As an English professor, I really hate hearing this descent into crudity. I know it has always been around, and I also know that at the right moment, in the right context, it can be used to great effect. But generally swearing only proves how limited we are in our imaginations when it comes to voicing an opinion. Dipping into the well of profanity at the first spike of anger means that we've already gone to the extreme and now have no further verbal punctuation to underscore our point. So we tend to use the same word over and over just getting louder and louder in hopes it will intensify the worth of our stance with vociferous repetition. We really should demand more of ourselves and also demand more of those to whom we entrust our children. We'd never tolerate a teacher talking to students the way a number of coaches talk to our players. Nor would we tolerate parents or pupils using rough language. Why do we accept it on the pitch?
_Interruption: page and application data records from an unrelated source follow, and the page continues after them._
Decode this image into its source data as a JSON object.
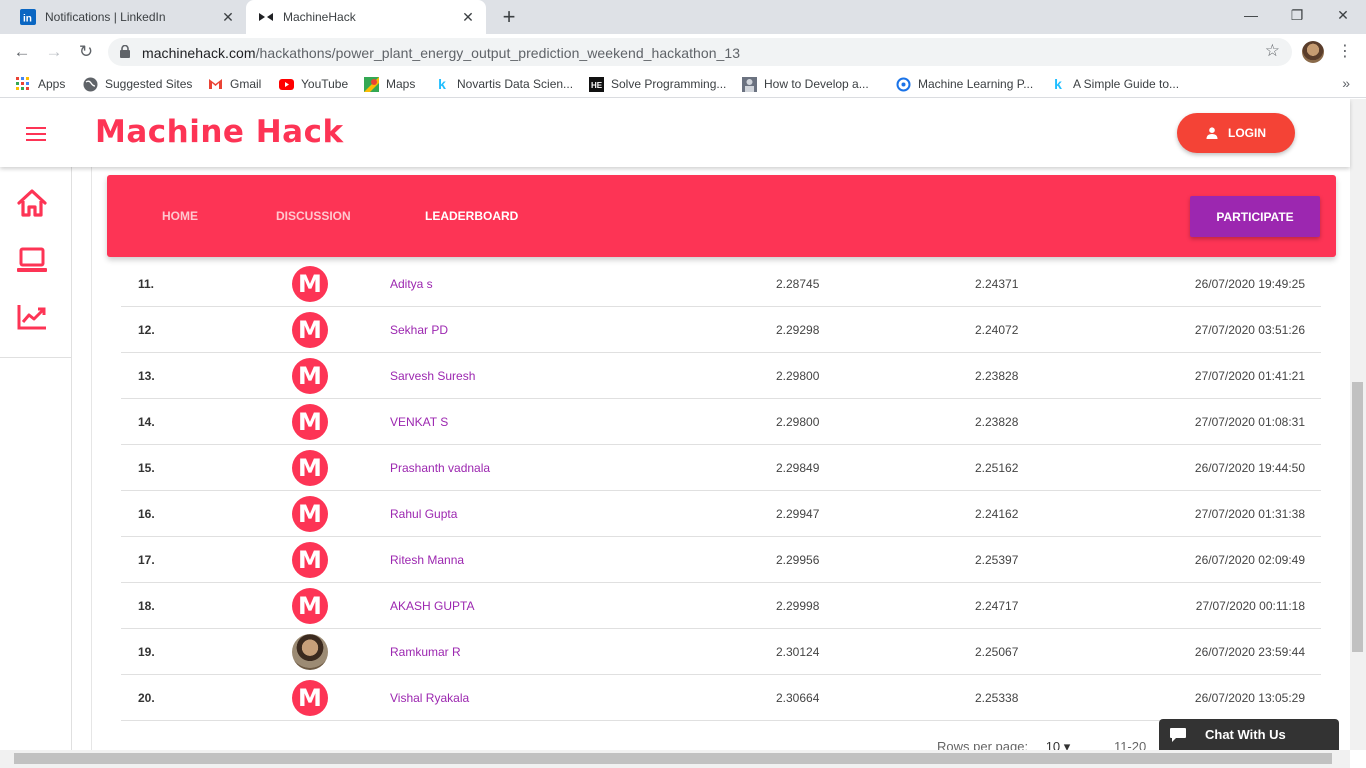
{
  "browser": {
    "tabs": [
      {
        "title": "Notifications | LinkedIn",
        "active": false
      },
      {
        "title": "MachineHack",
        "active": true
      }
    ],
    "url_host": "machinehack.com",
    "url_path": "/hackathons/power_plant_energy_output_prediction_weekend_hackathon_13",
    "bookmarks": [
      {
        "label": "Apps",
        "icon": "apps-grid-icon"
      },
      {
        "label": "Suggested Sites",
        "icon": "globe-icon"
      },
      {
        "label": "Gmail",
        "icon": "gmail-icon"
      },
      {
        "label": "YouTube",
        "icon": "youtube-icon"
      },
      {
        "label": "Maps",
        "icon": "maps-icon"
      },
      {
        "label": "Novartis Data Scien...",
        "icon": "k-icon"
      },
      {
        "label": "Solve Programming...",
        "icon": "hackerearth-icon"
      },
      {
        "label": "How to Develop a...",
        "icon": "page-thumb-icon"
      },
      {
        "label": "Machine Learning P...",
        "icon": "ml-icon"
      },
      {
        "label": "A Simple Guide to...",
        "icon": "k-icon"
      }
    ]
  },
  "header": {
    "logo": "Machine Hack",
    "login_label": "LOGIN"
  },
  "nav": {
    "items": [
      "HOME",
      "DISCUSSION",
      "LEADERBOARD"
    ],
    "active": "LEADERBOARD",
    "participate_label": "PARTICIPATE"
  },
  "leaderboard": {
    "rows": [
      {
        "rank": "11.",
        "name": "Aditya s",
        "score1": "2.28745",
        "score2": "2.24371",
        "date": "26/07/2020 19:49:25",
        "avatar": "M"
      },
      {
        "rank": "12.",
        "name": "Sekhar PD",
        "score1": "2.29298",
        "score2": "2.24072",
        "date": "27/07/2020 03:51:26",
        "avatar": "M"
      },
      {
        "rank": "13.",
        "name": "Sarvesh Suresh",
        "score1": "2.29800",
        "score2": "2.23828",
        "date": "27/07/2020 01:41:21",
        "avatar": "M"
      },
      {
        "rank": "14.",
        "name": "VENKAT S",
        "score1": "2.29800",
        "score2": "2.23828",
        "date": "27/07/2020 01:08:31",
        "avatar": "M"
      },
      {
        "rank": "15.",
        "name": "Prashanth vadnala",
        "score1": "2.29849",
        "score2": "2.25162",
        "date": "26/07/2020 19:44:50",
        "avatar": "M"
      },
      {
        "rank": "16.",
        "name": "Rahul Gupta",
        "score1": "2.29947",
        "score2": "2.24162",
        "date": "27/07/2020 01:31:38",
        "avatar": "M"
      },
      {
        "rank": "17.",
        "name": "Ritesh Manna",
        "score1": "2.29956",
        "score2": "2.25397",
        "date": "26/07/2020 02:09:49",
        "avatar": "M"
      },
      {
        "rank": "18.",
        "name": "AKASH GUPTA",
        "score1": "2.29998",
        "score2": "2.24717",
        "date": "27/07/2020 00:11:18",
        "avatar": "M"
      },
      {
        "rank": "19.",
        "name": "Ramkumar R",
        "score1": "2.30124",
        "score2": "2.25067",
        "date": "26/07/2020 23:59:44",
        "avatar": "photo"
      },
      {
        "rank": "20.",
        "name": "Vishal Ryakala",
        "score1": "2.30664",
        "score2": "2.25338",
        "date": "26/07/2020 13:05:29",
        "avatar": "M"
      }
    ]
  },
  "pagination": {
    "rows_per_page_label": "Rows per page:",
    "rows_per_page_value": "10",
    "range": "11-20"
  },
  "chat": {
    "label": "Chat With Us"
  },
  "colors": {
    "brand": "#fd3455",
    "accent": "#9c27b0",
    "login": "#f44336"
  }
}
Experienced professional coaches have played in adult leagues and coached adult players meaning they are used to adult language. We all tend to turn a deaf ear to their saltier expletives because we feel grateful to have such strong coaching for our children. But we shouldn't. There's a level of decorum and civility that must exist in youth sports for as long as possible. If coaches get away with swearing during practice then it's no wonder their players get yellow cards for swearing at the referees during a game. If referees sprinkle their remarks to a coach with a few bombs, then how can they turn around and issue those yellow cards to the players for language? Swearing has become the knee-jerk reaction to nearly any situation, even positive ones. We express ourselves without any restriction because we don't think about what we're saying or the company in which we're saying it. We've become immune to how sharp, insulting, and ugly swearing can be.

Hopefully we can all agree to police our own language and refuse to tolerate bad language from those to whom we entrust our children. We should be capable enough to control our verbal outbursts. While some people may not see a problem with swearing, dismissing it as "that's the way it is," most parents don't want their kids introduced to that language so young and then viewing it as normal and acceptable discourse. And as parents, coaches, and referees we have a responsibility to respect that expectation. It's really a pretty simple thing to stop swearing if we're willing to be accountable for what comes out of our mouths. We just need to swear to do it!